We can use following best practices to make MySQL secure against attackers:
- Password: Each MySQL account should have a password. Also the password should be strong enough so that it can not be cracked by an attacker.
- Unix account: Only the Unix user account with read or write privileges should run the mysqld process.
- Root: MySQL should not be run by Unix root user. Because any user with FILE privilege in MySQL will be able to create file as root user.
- FILE privilege: We should not give FILE privilege to non-administrative users in MySQL.
- PROCESS/SUPER Privilege: Also it is not advisable to give PROCESS or SUPER privilege to non-administrative users.
- SYMLINK: We should not allow symlinks to tables in MySQL.
- Connections: We should limit the number of connections allowed to an account in MySQL.
In a Denial of Service attack, a malicious user may load the server with so many unwanted requests that the system becomes very slow and almost unusable to most of the other genuine users.
- We can use following techniques to protect our MySQL server against any Denial of Service attacks:
- We should modify dynamic URLs with %22 (“), %23 (#) etc.
- We should modify data type in dynamic URLs from number to character format.
- We should check the size of data before passing it to MySQL. If there is larger amount of data than the average size, it should raise red flag.
- We should use different users for application connectivity to database than the administrative user.
- We can also enable strict sql mode to enable system to be more restrictive of the values it accepts..
Since mysqldump is a logical backup it is not useful for taking backup of a database with large tables. mysqldump loads an entire table’s data in memory before writing it to dump. Since memory is a limited resource, it is not a scalable option for dumping large tables.
In such a scenario, it is preferable to take physical backups of data.
In MySQL we can create user-defined variables. We can store a value in a user-defined variable in one statement and later use it in subsequent statements.
User-defined variables are specific to a session. A user-defined variable can not be shared among multiple clients.
The name of user-defined variable can have maximum 64 characters and it is case-insensitive.
We can use following options to increase the speed of a SELECT query in MySQL:
- Index: We can create index on the columns that are used in WHERE clause of SELECT statement.
- Function Isolation: We can check whether a function is being called multiple times or one time. By isolating the specific function that takes longer time in a query, we can optimize it to improve the overall performance of a query.
- Full Table Scan: Wherever possible we should minimize the full table scan in a query. We can use optimal WHERE clause to do this.

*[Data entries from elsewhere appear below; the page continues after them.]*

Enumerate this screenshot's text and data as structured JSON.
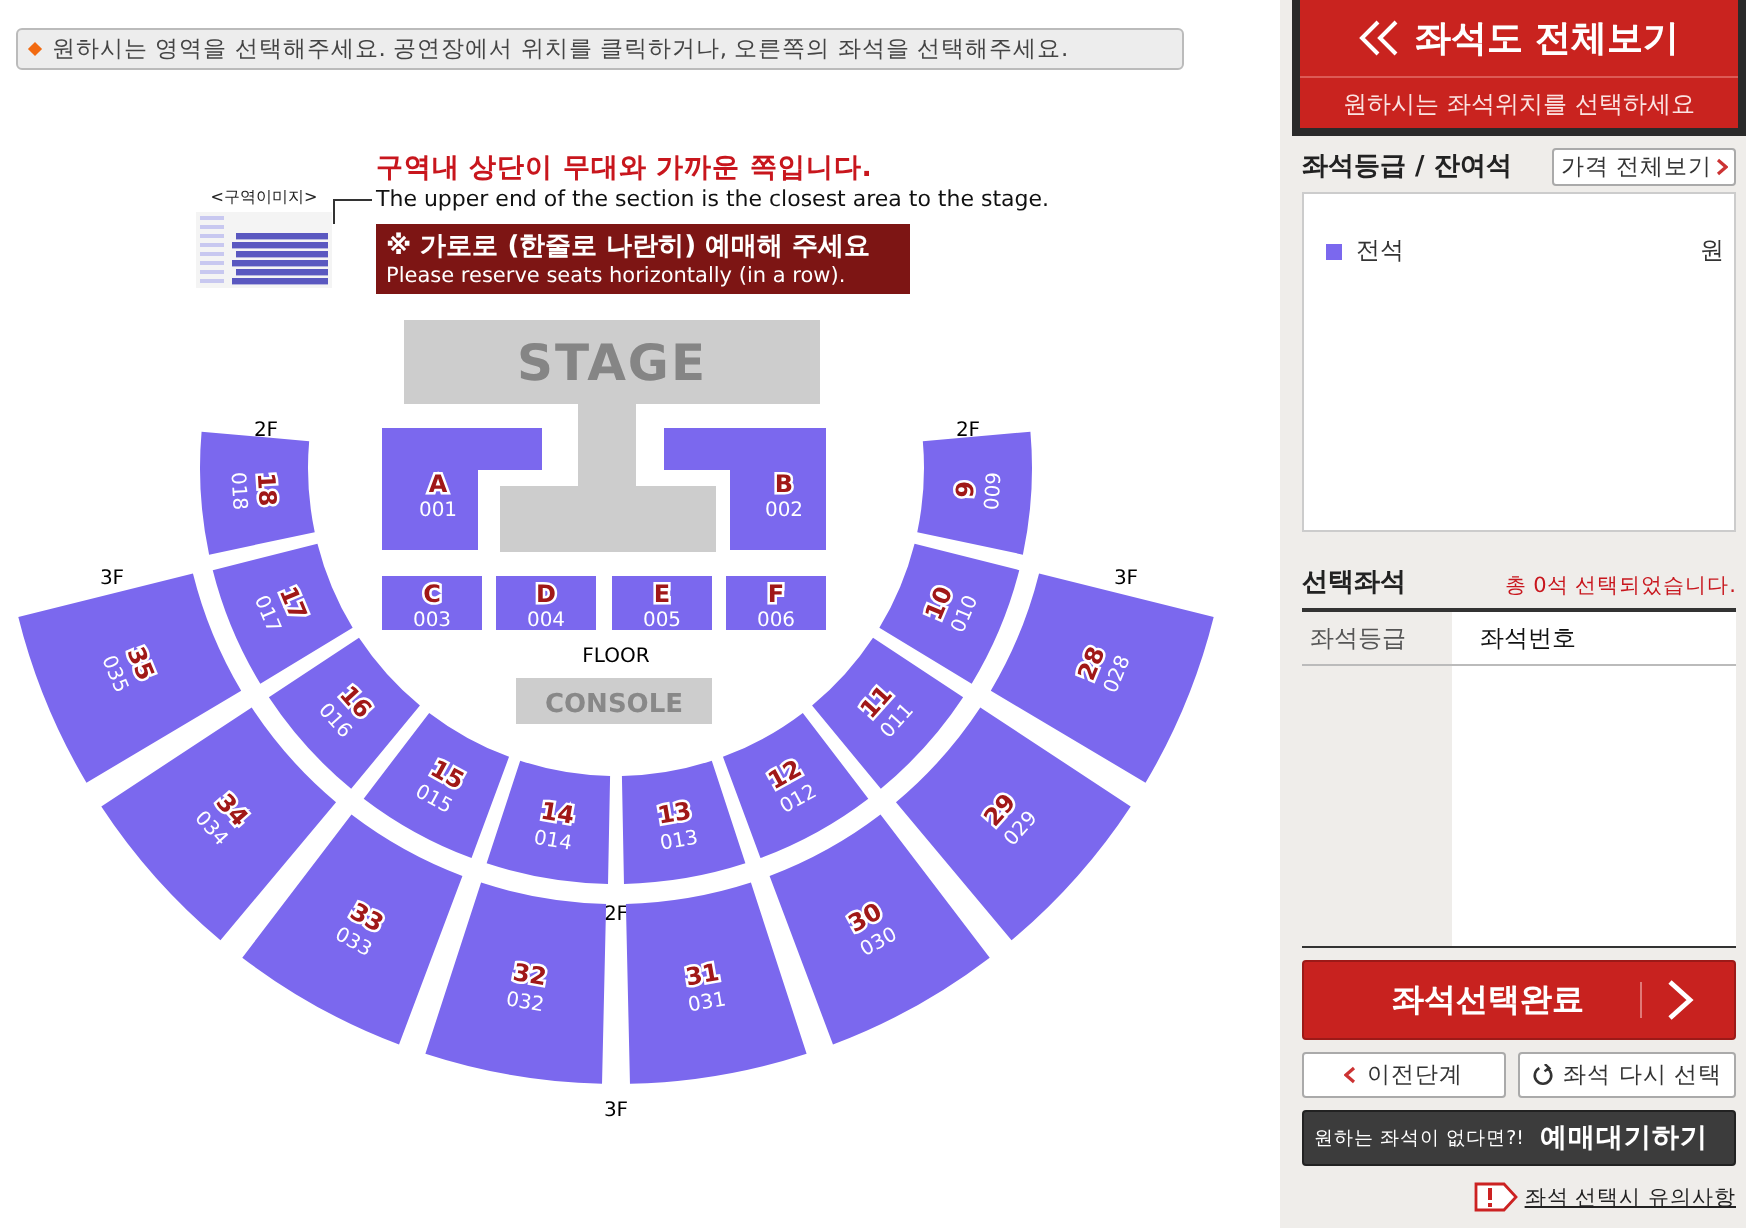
{
  "notice": "원하시는 영역을 선택해주세요. 공연장에서 위치를 클릭하거나, 오른쪽의 좌석을 선택해주세요.",
  "legend": {
    "image_label": "<구역이미지>",
    "title": "구역내 상단이 무대와 가까운 쪽입니다.",
    "subtitle": "The upper end of the section is the closest area to the stage.",
    "note_title": "※ 가로로 (한줄로 나란히) 예매해 주세요",
    "note_subtitle": "Please reserve seats horizontally (in a row)."
  },
  "map": {
    "stage": "STAGE",
    "floor_label": "FLOOR",
    "console": "CONSOLE",
    "floor_sections": [
      {
        "letter": "A",
        "code": "001"
      },
      {
        "letter": "B",
        "code": "002"
      },
      {
        "letter": "C",
        "code": "003"
      },
      {
        "letter": "D",
        "code": "004"
      },
      {
        "letter": "E",
        "code": "005"
      },
      {
        "letter": "F",
        "code": "006"
      }
    ],
    "rings": [
      {
        "labels": [
          "2F",
          "2F",
          "2F"
        ],
        "sections": [
          {
            "number": "18",
            "code": "018"
          },
          {
            "number": "17",
            "code": "017"
          },
          {
            "number": "16",
            "code": "016"
          },
          {
            "number": "15",
            "code": "015"
          },
          {
            "number": "14",
            "code": "014"
          },
          {
            "number": "13",
            "code": "013"
          },
          {
            "number": "12",
            "code": "012"
          },
          {
            "number": "11",
            "code": "011"
          },
          {
            "number": "10",
            "code": "010"
          },
          {
            "number": "9",
            "code": "009"
          }
        ]
      },
      {
        "labels": [
          "3F",
          "3F",
          "3F"
        ],
        "sections": [
          {
            "number": "35",
            "code": "035"
          },
          {
            "number": "34",
            "code": "034"
          },
          {
            "number": "33",
            "code": "033"
          },
          {
            "number": "32",
            "code": "032"
          },
          {
            "number": "31",
            "code": "031"
          },
          {
            "number": "30",
            "code": "030"
          },
          {
            "number": "29",
            "code": "029"
          },
          {
            "number": "28",
            "code": "028"
          }
        ]
      }
    ]
  },
  "panel": {
    "header_title": "좌석도 전체보기",
    "header_subtitle": "원하시는 좌석위치를 선택하세요",
    "grades_title": "좌석등급 / 잔여석",
    "price_button": "가격 전체보기",
    "grades": [
      {
        "name": "전석",
        "price": "원",
        "color": "#7b68ee"
      }
    ],
    "selected_title": "선택좌석",
    "selected_summary": "총 0석 선택되었습니다.",
    "table_columns": [
      "좌석등급",
      "좌석번호"
    ],
    "complete_button": "좌석선택완료",
    "prev_button": "이전단계",
    "reset_button": "좌석 다시 선택",
    "waitlist_prompt": "원하는 좌석이 없다면?!",
    "waitlist_button": "예매대기하기",
    "caution_link": "좌석 선택시 유의사항"
  }
}
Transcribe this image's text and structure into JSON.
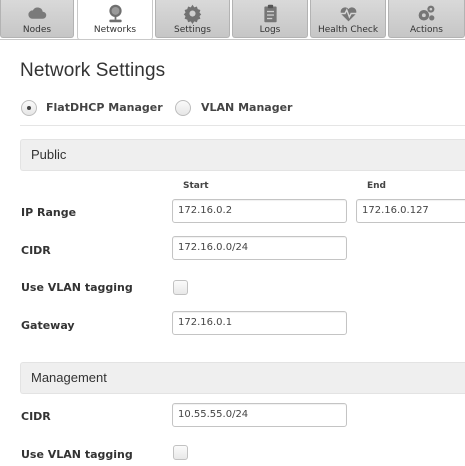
{
  "tabs": [
    {
      "label": "Nodes",
      "icon": "cloud-icon",
      "active": false
    },
    {
      "label": "Networks",
      "icon": "network-icon",
      "active": true
    },
    {
      "label": "Settings",
      "icon": "gear-icon",
      "active": false
    },
    {
      "label": "Logs",
      "icon": "clipboard-icon",
      "active": false
    },
    {
      "label": "Health Check",
      "icon": "heartbeat-icon",
      "active": false
    },
    {
      "label": "Actions",
      "icon": "gears-icon",
      "active": false
    }
  ],
  "page_title": "Network Settings",
  "manager": {
    "options": [
      "FlatDHCP Manager",
      "VLAN Manager"
    ],
    "selected": "FlatDHCP Manager"
  },
  "public": {
    "title": "Public",
    "start_header": "Start",
    "end_header": "End",
    "ip_range_label": "IP Range",
    "ip_start": "172.16.0.2",
    "ip_end": "172.16.0.127",
    "cidr_label": "CIDR",
    "cidr": "172.16.0.0/24",
    "vlan_label": "Use VLAN tagging",
    "vlan_checked": false,
    "gateway_label": "Gateway",
    "gateway": "172.16.0.1"
  },
  "management": {
    "title": "Management",
    "cidr_label": "CIDR",
    "cidr": "10.55.55.0/24",
    "vlan_label": "Use VLAN tagging",
    "vlan_checked": false
  },
  "colors": {
    "tab_bg": "#c6c6c6",
    "section_bg": "#efefef",
    "text": "#333333"
  }
}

- Table Statistics: MySQL has an in-built optimizer that can optimize a sql query. But it needs current statistics from the table. To keep the statistics up to date we can run ANALYZE statement on a table.
- Memory: We can also adjust the size and properties of Memory area to optimize the execution of a query in MySQL.
Some of the optimization techniques in MySQL are as follows:
- Range Optimization: In this case we can use a single index to retrieve the subset of data from a table. Now the server has to work on less amount of data.
- Index Optimization: In this method several range scans can be merged into one result. So index scans from same table can be merged into one dataset.
- Engine Condition Pushdown Optimization: When we have a direct comparison between a non-indexed column and constant, MySQL optimizer will push the condition to storage engine for evaluation.
- Index Condition Pushdown Optimization: This is another optimization for selecting rows from a table by using an index.
We can use following techniques to optimize INSERT queries in MySQL:
- Values: For inserting multiple rows in a table we can pass multiple VALUES as a list in an INSERT statement. It is faster than using single row INSERT per statement.
- Default: If we have default value set on a column then we should not try to insert default value. We can just insert data with non-default value.
- LOAD_DATA_INFILE: We can use LOAD_DATA_INFILE to insert data from a text file into MySQL.
In MySQL, there is a hierarchical system of privileges. The order is as follows:
- Host Level
- Database Level
- Table specific
- Column specific
For each of these levels there is a separate grant table in the MySQL database.
MySQL is a case sensitive platform. We have to specify the object names in same case all the times. Generally on all the Unix based platforms MySQL enforces case-sensitive rule for object names. In Microsoft Windows based installation MySQL does not enforce case-sensitive rule.
So it is always safe to use same case for Object names in CREATE and SELECT queries.
We can also use system level parameter lower_case_table_names to set the correct option for case-sensitivity in MySQL.